Project level: Honours; PhD

The James Webb Space Telescope, which at $10B USD is history's most expensive single astronomical project, is finally due to launch in late 2021 for a five-year mission. A 6m infrared telescope billed as the successor to the Hubble Space Telescope, it is equipped with a range of instruments for imaging and spectroscopy from the near to the mid infrared. Thousands of scientists have projects using JWST, whose time is worth $250k/hr, and it is important to optimize how it works and push its limits to get the best science out!

There are several interesting directions to go. One is to collaborate with the team working on the Aperture Masking Instrument on high angular resolution astronomy - how do we get the best possible signal-to-noise and resolution for imaging the formation of planets and the cores of active galactic nuclei? Another is to look at the bright end: can we use JWST to look at extremely bright objects, such as naked-eye stars or Solar System asteroids? It would ordinarily saturate, but we believe we can overcome this with methods like the 'halo photometry' I helped develop for Kepler.

This is a very open-ended research direction in pushing the limits of JWST, overlapping with the halo photometry and automatic differentiation projects but from a JWST observational perspective.

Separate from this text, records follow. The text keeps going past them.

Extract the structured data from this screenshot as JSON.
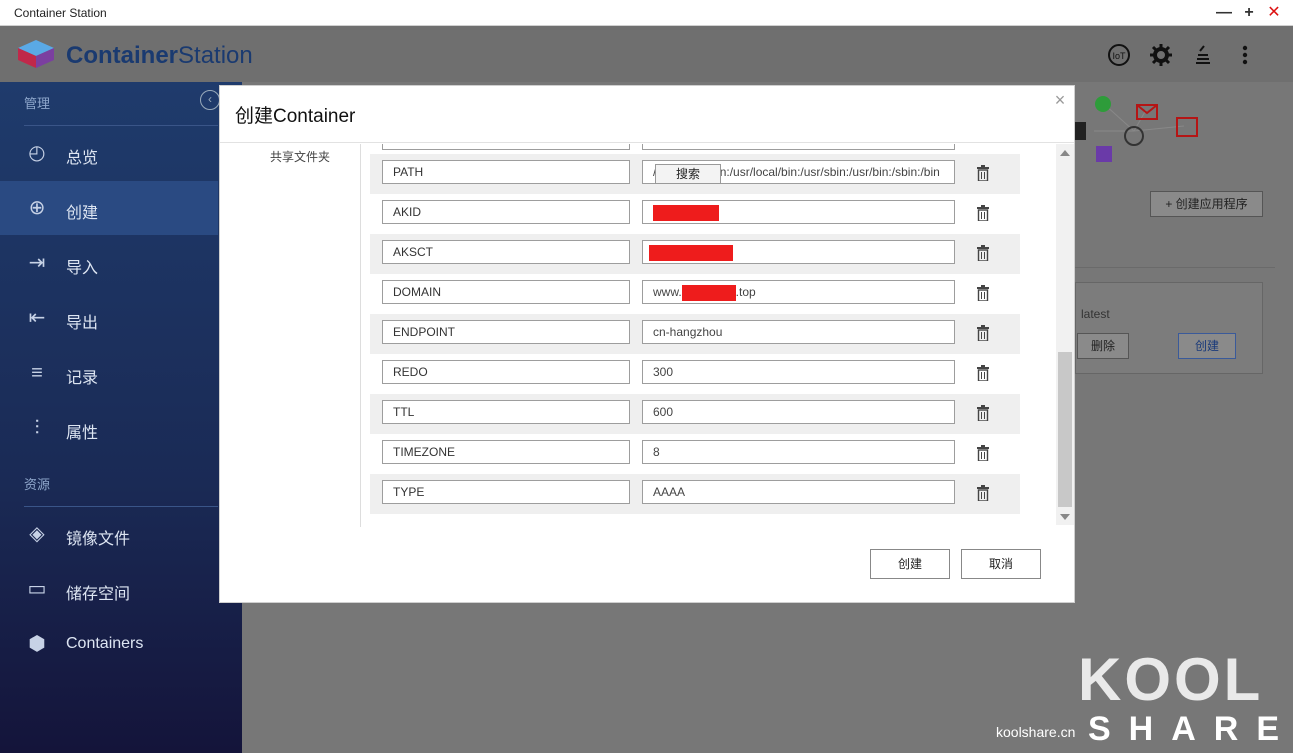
{
  "window": {
    "title": "Container Station",
    "minimize": "—",
    "maximize": "+",
    "close": "✕"
  },
  "app": {
    "brand_bold": "Container",
    "brand_light": "Station"
  },
  "header_icons": [
    "iot-icon",
    "gear-icon",
    "stack-icon",
    "more-vert-icon"
  ],
  "header": {
    "iot_label": "IoT"
  },
  "sidebar": {
    "section_manage": "管理",
    "section_resources": "资源",
    "items": [
      {
        "label": "总览",
        "icon": "dashboard-icon",
        "glyph": "◴"
      },
      {
        "label": "创建",
        "icon": "plus-icon",
        "glyph": "⊕",
        "active": true
      },
      {
        "label": "导入",
        "icon": "import-icon",
        "glyph": "⇥"
      },
      {
        "label": "导出",
        "icon": "export-icon",
        "glyph": "⇤"
      },
      {
        "label": "记录",
        "icon": "log-icon",
        "glyph": "≡"
      },
      {
        "label": "属性",
        "icon": "sliders-icon",
        "glyph": "⫶"
      }
    ],
    "resource_items": [
      {
        "label": "镜像文件",
        "icon": "layers-icon",
        "glyph": "◈"
      },
      {
        "label": "储存空间",
        "icon": "database-icon",
        "glyph": "▭"
      },
      {
        "label": "Containers",
        "icon": "cube-icon",
        "glyph": "⬢"
      }
    ]
  },
  "background": {
    "create_app_button": "创建应用程序",
    "card_tag": "latest",
    "delete_button": "删除",
    "create_button": "创建"
  },
  "dialog": {
    "title": "创建Container",
    "close": "×",
    "side_label": "共享文件夹",
    "search_button": "搜索",
    "env": [
      {
        "key": "PATH",
        "value": "/usr/local/sbin:/usr/local/bin:/usr/sbin:/usr/bin:/sbin:/bin"
      },
      {
        "key": "AKID",
        "value": "",
        "redacted": true
      },
      {
        "key": "AKSCT",
        "value": "",
        "redacted": true
      },
      {
        "key": "DOMAIN",
        "value_prefix": "www.",
        "value_suffix": ".top",
        "redacted": true
      },
      {
        "key": "ENDPOINT",
        "value": "cn-hangzhou"
      },
      {
        "key": "REDO",
        "value": "300"
      },
      {
        "key": "TTL",
        "value": "600"
      },
      {
        "key": "TIMEZONE",
        "value": "8"
      },
      {
        "key": "TYPE",
        "value": "AAAA"
      }
    ],
    "ok_button": "创建",
    "cancel_button": "取消"
  },
  "watermark": {
    "site": "koolshare.cn",
    "big": "KOOL",
    "sub": "SHARE"
  },
  "colors": {
    "sidebar": "#1f3b6c",
    "accent": "#1a3a70",
    "redaction": "#ee1c1c",
    "close_red": "#dd1111"
  }
}
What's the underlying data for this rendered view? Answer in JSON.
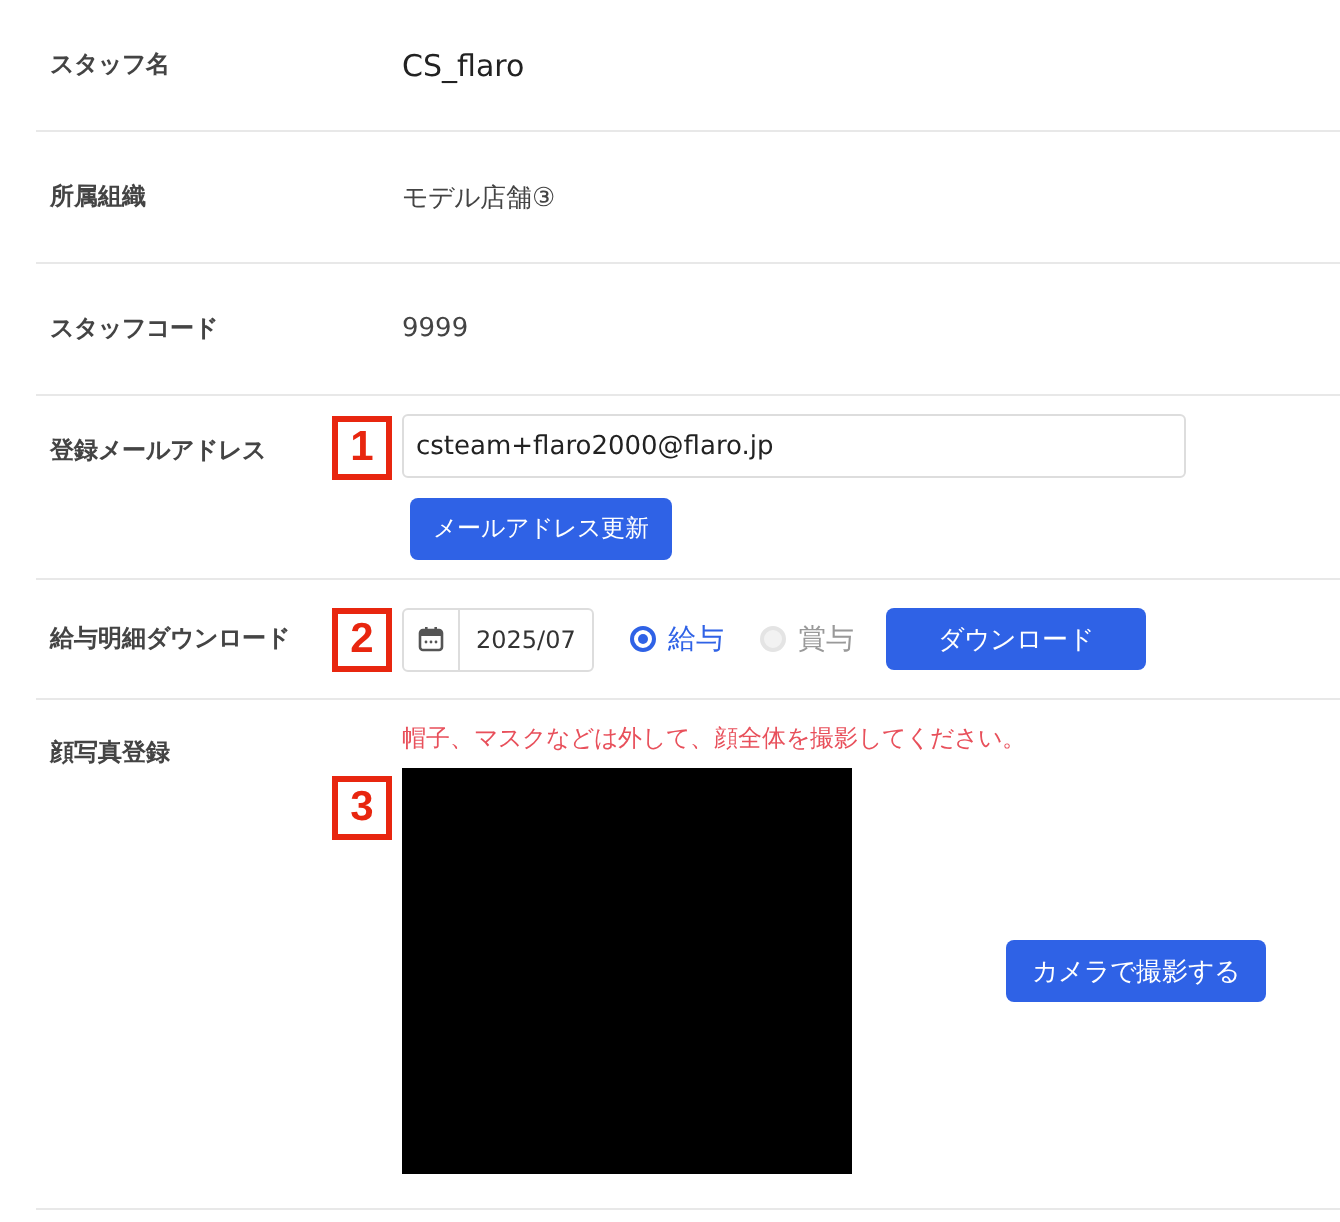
{
  "rows": [
    {
      "kind": "text",
      "label": "スタッフ名",
      "value": "CS_flaro",
      "large": true
    },
    {
      "kind": "text",
      "label": "所属組織",
      "value": "モデル店舗③",
      "large": false
    },
    {
      "kind": "text",
      "label": "スタッフコード",
      "value": "9999",
      "large": false
    },
    {
      "kind": "email",
      "label": "登録メールアドレス",
      "marker": "1",
      "email": "csteam+flaro2000@flaro.jp",
      "button": "メールアドレス更新"
    },
    {
      "kind": "payslip",
      "label": "給与明細ダウンロード",
      "marker": "2",
      "month": "2025/07",
      "options": [
        {
          "label": "給与",
          "selected": true,
          "disabled": false
        },
        {
          "label": "賞与",
          "selected": false,
          "disabled": true
        }
      ],
      "button": "ダウンロード"
    },
    {
      "kind": "photo",
      "label": "顔写真登録",
      "marker": "3",
      "notice": "帽子、マスクなどは外して、顔全体を撮影してください。",
      "button": "カメラで撮影する"
    }
  ]
}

Project members

Dr Benjamin Pope

Lecturer in Astrophysics
Physics